Thirty miles east of Edinburgh, on a plot of land measuring roughly one-tenth of square mile, sits a bastion of Scottish clean energy production. It’s 35 years since Torness was switched on for the very first time and since then it has produced enough electricity to meet the needs of every home in Scotland for 29 years. But in less than five years’ time Scotland will have no large scale firm clean power at all.

At its height Scotland had 3 GW of nuclear capacity. It was a blink and you miss it moment, but for a brief period, Torness, Hunterston A, Hunterston B, Chapelcross and Dounreay nuclear power stations were all online at the same time. From a tiny land footprint, these stations have provided the backbone of power in Scotland, saving well over 400 million tonnes of carbon emissions in the process. They are Scotland’s most important climate heroes. Nothing else comes even close.

Rather than aping Germany’s environmentally illiterate stance in celebrating the closure of nuclear plants, while burning record amounts of the dirtiest form of coal to make up the gap, Scotland – as its political establishment is usually keen to do – should look to Sweden and Finland, both of which have fully decarbonised power grids using a combination of nuclear and renewables.

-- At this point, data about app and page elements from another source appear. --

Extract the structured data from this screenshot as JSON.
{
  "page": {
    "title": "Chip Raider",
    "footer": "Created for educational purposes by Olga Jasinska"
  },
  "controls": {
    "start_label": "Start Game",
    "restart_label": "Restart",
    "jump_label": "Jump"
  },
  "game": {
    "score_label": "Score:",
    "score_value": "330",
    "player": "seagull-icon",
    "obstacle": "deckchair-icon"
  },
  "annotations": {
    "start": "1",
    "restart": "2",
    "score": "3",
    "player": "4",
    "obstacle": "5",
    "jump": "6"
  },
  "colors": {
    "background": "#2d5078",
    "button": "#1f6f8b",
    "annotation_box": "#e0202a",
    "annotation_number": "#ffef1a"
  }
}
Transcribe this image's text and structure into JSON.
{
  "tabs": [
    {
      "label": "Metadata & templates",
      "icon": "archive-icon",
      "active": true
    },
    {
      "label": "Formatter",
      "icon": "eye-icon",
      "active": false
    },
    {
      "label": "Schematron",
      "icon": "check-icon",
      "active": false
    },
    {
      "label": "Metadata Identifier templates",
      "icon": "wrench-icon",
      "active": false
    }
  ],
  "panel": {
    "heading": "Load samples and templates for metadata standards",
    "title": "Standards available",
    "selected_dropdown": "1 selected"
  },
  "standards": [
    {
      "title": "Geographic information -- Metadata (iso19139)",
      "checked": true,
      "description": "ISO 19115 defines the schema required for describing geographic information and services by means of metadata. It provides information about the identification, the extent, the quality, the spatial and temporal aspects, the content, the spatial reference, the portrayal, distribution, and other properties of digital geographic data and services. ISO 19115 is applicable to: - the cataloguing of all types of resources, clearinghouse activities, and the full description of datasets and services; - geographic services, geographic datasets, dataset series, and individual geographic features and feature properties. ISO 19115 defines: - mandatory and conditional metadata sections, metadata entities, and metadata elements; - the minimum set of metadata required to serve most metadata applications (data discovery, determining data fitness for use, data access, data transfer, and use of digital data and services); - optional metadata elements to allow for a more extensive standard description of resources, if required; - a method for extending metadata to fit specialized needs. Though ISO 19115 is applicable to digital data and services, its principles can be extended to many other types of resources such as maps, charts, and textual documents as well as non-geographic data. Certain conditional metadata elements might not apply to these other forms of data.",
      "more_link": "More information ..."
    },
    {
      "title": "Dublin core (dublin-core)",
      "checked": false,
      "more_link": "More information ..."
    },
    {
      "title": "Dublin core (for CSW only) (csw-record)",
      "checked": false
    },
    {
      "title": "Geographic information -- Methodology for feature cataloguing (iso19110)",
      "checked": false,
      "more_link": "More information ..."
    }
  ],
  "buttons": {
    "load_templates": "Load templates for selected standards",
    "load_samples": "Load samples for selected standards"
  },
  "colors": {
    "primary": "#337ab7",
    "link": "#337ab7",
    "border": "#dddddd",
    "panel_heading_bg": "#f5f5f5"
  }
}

The arc of sustainability includes countries that can rely on enormous hydro power capacity, but Scotland has incredible wind power potential, a real clean energy trump card.

Scotland's power mix at 09:30 on May 25
Scotland’s power mix, 09:30, May 25, 2023

Building more wind turbines, though, will not help Scotland on still, windless days. Take today for example, nuclear is generating half of Scotland’s power, and all from one station, Torness, which takes up just 0.11 square miles of land. The rest is coming from a mix of wind ( on a comparatively low output day), solar and hydro and a small amount of gas. It’s nuclear and renewables working together to give Scotland the cleanest power in the UK.

The big difference between Scotland and its Nordic friends across the North Sea though, is whilst the Scottish government can’t get beyond a stance stuck in the past and ignorant of climate, both Sweden and Finland are going in the opposite direction.

Earlier this year, Sweden made changes to its law to enable more nuclear stations to be built. Its Deputy Prime Minister said the country needed “fossil-free, cheap electricity” and that “nuclear power is a necessary basis in the energy mix.” Finland too just connected Europe’s most powerful nuclear power plant to the grid – with Finnish customers seeing an immediate read through to much reduced electricity prices. The Finnish Green Party is backing nuclear too, because after all nuclear is just as green as wind or solar. Other countries are also planning to ramp up nuclear, including France, the Netherlands, Ukraine, the US, Canada and South Korea. Even Japan is trying to restart its reactors.

Nuclear naysayers will play the “too slow and too expensive” card but if we built reactors in fleets with a proper strategic programme, we can build them quickly. France built reactors in five years each when they had 30 under construction at once. And existing nuclear is just as cheap as renewables, and, with the right financing models, new nuclear can get there as well too.

There are also signs that the Scottish government policy is increasingly at odds with what the people want. A poll released last week by the pro-growth group, Britain Remade showed there is support with 55 per cent of those polled saying they would support new nuclear in the country if it helped it reach net zero targets, which of course it would. 29 per cent were against. The NIA’s own polling yielded similar results.

Has the time come then for Scotland to change course? It’s not too late: like all countries, it will need clean, reliable, power way past 2050. It was Robert Burns who penned the line, “now’s the day and now’s the hour” – perhaps now, at a point of impending renewal of the Scottish political scene, it is time for science and the environment to be put ahead of simplistic sloganising in finding the right climate future.

Tom Greatrex is the NIA’s Chief Executive